"And I was ecstatic about it," she says. Deborah bought her first McDonald's in 1991 and just celebrated 43 years in the company. "When I became a McDonald's employee, it was all about the golden arches. It was my dream to become an owner/operator," she says. Today, she is the owner/operator of two McDonald's locations-one in Midtown and another in Rosedale Park in Detroit.
As an owner/operator, Deborah says she feels a sense of pride knowing that she can provide a positive workplace environment for her employees-and give the kind of great service for breakfasts, lunches and dinners that keeps patrons coming back.
"It gives me the feeling of being accomplished," she says. "Ultimately, I feel like my heart has reached its goal. Knowing that I have touched the lives of so many kids and employees, it takes me to a different level."
And Deborah plans to pay forward that feeling of accomplishment to her daughter, Dominique Virgiles, a next generation McDonald's owner/operator who currently works as a supervisor at both her mother's restaurant locations.
"I do remember at 4 or 5 years old, I always had my birthday parties at McDonald's," says Dominique fondly, adding, "because we give excellent birthday parties!"
Dominique says she relishes the responsibility to deliver "excellent" experiences and creating the same memories for other kids.

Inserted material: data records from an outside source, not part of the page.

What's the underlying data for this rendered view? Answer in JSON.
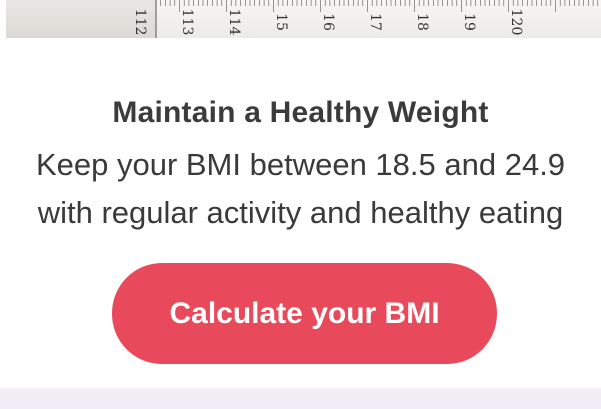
{
  "tape": {
    "numbers": [
      "112",
      "113",
      "114",
      "15",
      "16",
      "17",
      "18",
      "19",
      "120"
    ]
  },
  "content": {
    "headline": "Maintain a Healthy Weight",
    "line1": "Keep your BMI between 18.5 and 24.9",
    "line2": "with regular activity and healthy eating"
  },
  "cta": {
    "label": "Calculate your BMI"
  },
  "colors": {
    "accent": "#e84a5b",
    "text": "#3a3a3a",
    "bottom_bar": "#f1eef8"
  }
}
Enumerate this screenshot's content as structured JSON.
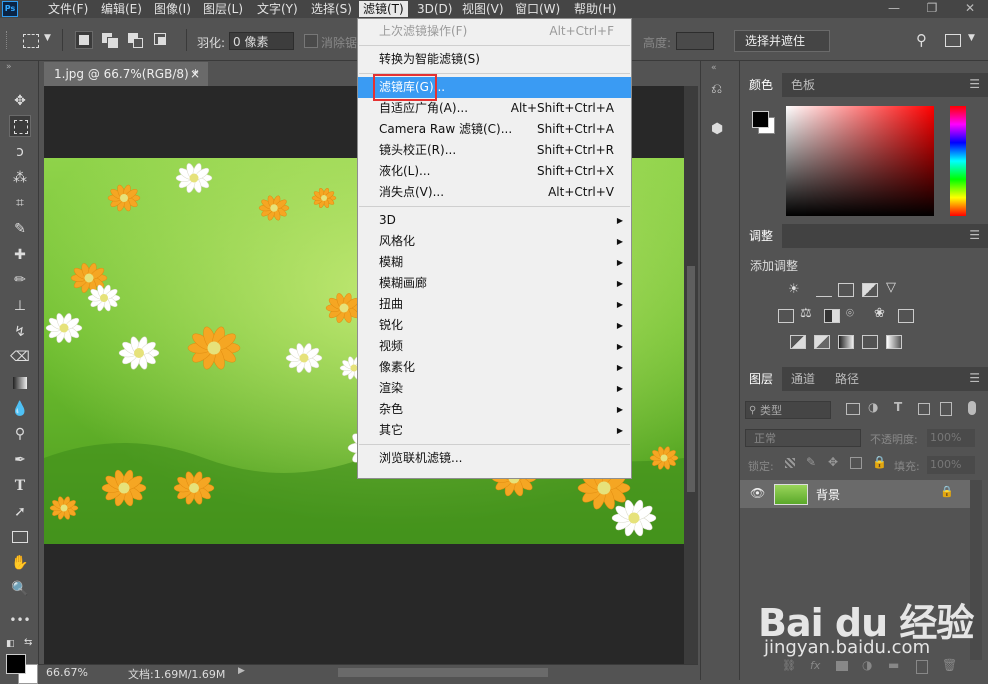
{
  "app": {
    "logo": "Ps"
  },
  "menubar": {
    "items": [
      "文件(F)",
      "编辑(E)",
      "图像(I)",
      "图层(L)",
      "文字(Y)",
      "选择(S)",
      "滤镜(T)",
      "3D(D)",
      "视图(V)",
      "窗口(W)",
      "帮助(H)"
    ],
    "active": "滤镜(T)"
  },
  "options_bar": {
    "feather_label": "羽化:",
    "feather_value": "0 像素",
    "antialias_label": "消除锯齿",
    "height_label": "高度:",
    "select_mask_button": "选择并遮住 ..."
  },
  "document": {
    "tab_title": "1.jpg @ 66.7%(RGB/8) *",
    "tab_close": "×",
    "zoom": "66.67%",
    "doc_info": "文档:1.69M/1.69M"
  },
  "filter_menu": {
    "items": [
      {
        "label": "上次滤镜操作(F)",
        "shortcut": "Alt+Ctrl+F",
        "disabled": true
      },
      {
        "sep": true
      },
      {
        "label": "转换为智能滤镜(S)"
      },
      {
        "sep": true
      },
      {
        "label": "滤镜库(G)...",
        "highlighted": true
      },
      {
        "label": "自适应广角(A)...",
        "shortcut": "Alt+Shift+Ctrl+A"
      },
      {
        "label": "Camera Raw 滤镜(C)...",
        "shortcut": "Shift+Ctrl+A"
      },
      {
        "label": "镜头校正(R)...",
        "shortcut": "Shift+Ctrl+R"
      },
      {
        "label": "液化(L)...",
        "shortcut": "Shift+Ctrl+X"
      },
      {
        "label": "消失点(V)...",
        "shortcut": "Alt+Ctrl+V"
      },
      {
        "sep": true
      },
      {
        "label": "3D",
        "submenu": true
      },
      {
        "label": "风格化",
        "submenu": true
      },
      {
        "label": "模糊",
        "submenu": true
      },
      {
        "label": "模糊画廊",
        "submenu": true
      },
      {
        "label": "扭曲",
        "submenu": true
      },
      {
        "label": "锐化",
        "submenu": true
      },
      {
        "label": "视频",
        "submenu": true
      },
      {
        "label": "像素化",
        "submenu": true
      },
      {
        "label": "渲染",
        "submenu": true
      },
      {
        "label": "杂色",
        "submenu": true
      },
      {
        "label": "其它",
        "submenu": true
      },
      {
        "sep": true
      },
      {
        "label": "浏览联机滤镜..."
      }
    ]
  },
  "color_panel": {
    "tabs": [
      "颜色",
      "色板"
    ]
  },
  "adjust_panel": {
    "tab": "调整",
    "title": "添加调整"
  },
  "layers_panel": {
    "tabs": [
      "图层",
      "通道",
      "路径"
    ],
    "filter_kind": "类型",
    "blend_mode": "正常",
    "opacity_label": "不透明度:",
    "opacity_value": "100%",
    "lock_label": "锁定:",
    "fill_label": "填充:",
    "fill_value": "100%",
    "layers": [
      {
        "name": "背景",
        "visible": true,
        "locked": true
      }
    ]
  },
  "watermark": {
    "logo": "Bai du 经验",
    "sub": "jingyan.baidu.com"
  },
  "colors": {
    "accent": "#3a9bf3",
    "highlight_box": "#e53232"
  }
}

"It's a great feeling," says Dominique. "I am always a customer anywhere I go, so it's a privilege and a great feeling to know that now I am in charge of delivering great service to our customers. And knowing that I have over 20 managers between the restaurants and over 150 employees giving out the same great service as well-it's a good feeling."
Dominique says she's learned a lot working with and for her mother.
"We have our own personal relationship outside of McDonald's and we have a business relationship," says Dominique. "But the business relationship has made our personal relationship stronger," she says with a laugh, adding, "But we do have conversations (besides) McDonald's."
Dominique is also a devoted volunteer at the Ronald McDonald House® of Southeastern Michigan, where her mom serves as president. As Deborah explains, giving back to your surrounding community is an important part of being a McDonald's owner/operator.
"Without the community, there is no McDonald's," says Deborah. "Everyone in our community knows that I am (the president) because the community is built up of churches, schools, businesses, hospitals, the neighborhoods, your friends and family."
By engaging the community, she says, the restaurant helps create a positive relationship among community members.
"We have McTeacher's Night® where the schools will come in and the teachers and the counselors would work behind the counters," says Deborah. "And the students will come in and make a purchase to raise funds for the school."
As she explains, building trust as a business is important in establishing a relationship with the community.
"We work shoulder-to-shoulder with the community and are not afraid to have community leaders come behind the counter with questions about our food and how we do business," Deborah says. "We do store tours at our restaurants. I take them into my freezers, in my walk-ins, to let them know this is the real deal. These are the real products that we have in our stores. By word of mouth, that's how it gets out to the community."
But nothing gets out to the community faster than providing top-notch customer service.
"You have to treat all of our guests with the same respect that you would want to be treated by someone else if you went into another location. That is one of our biggest things at our restaurants-that we are a customer service-friendly organization," says Dominque. "We have hospitable cashiers when you come through the doors, and friendly people at our drive-thrus. So that is one of our top priorities that we try to keep: 100 percent customer satisfaction."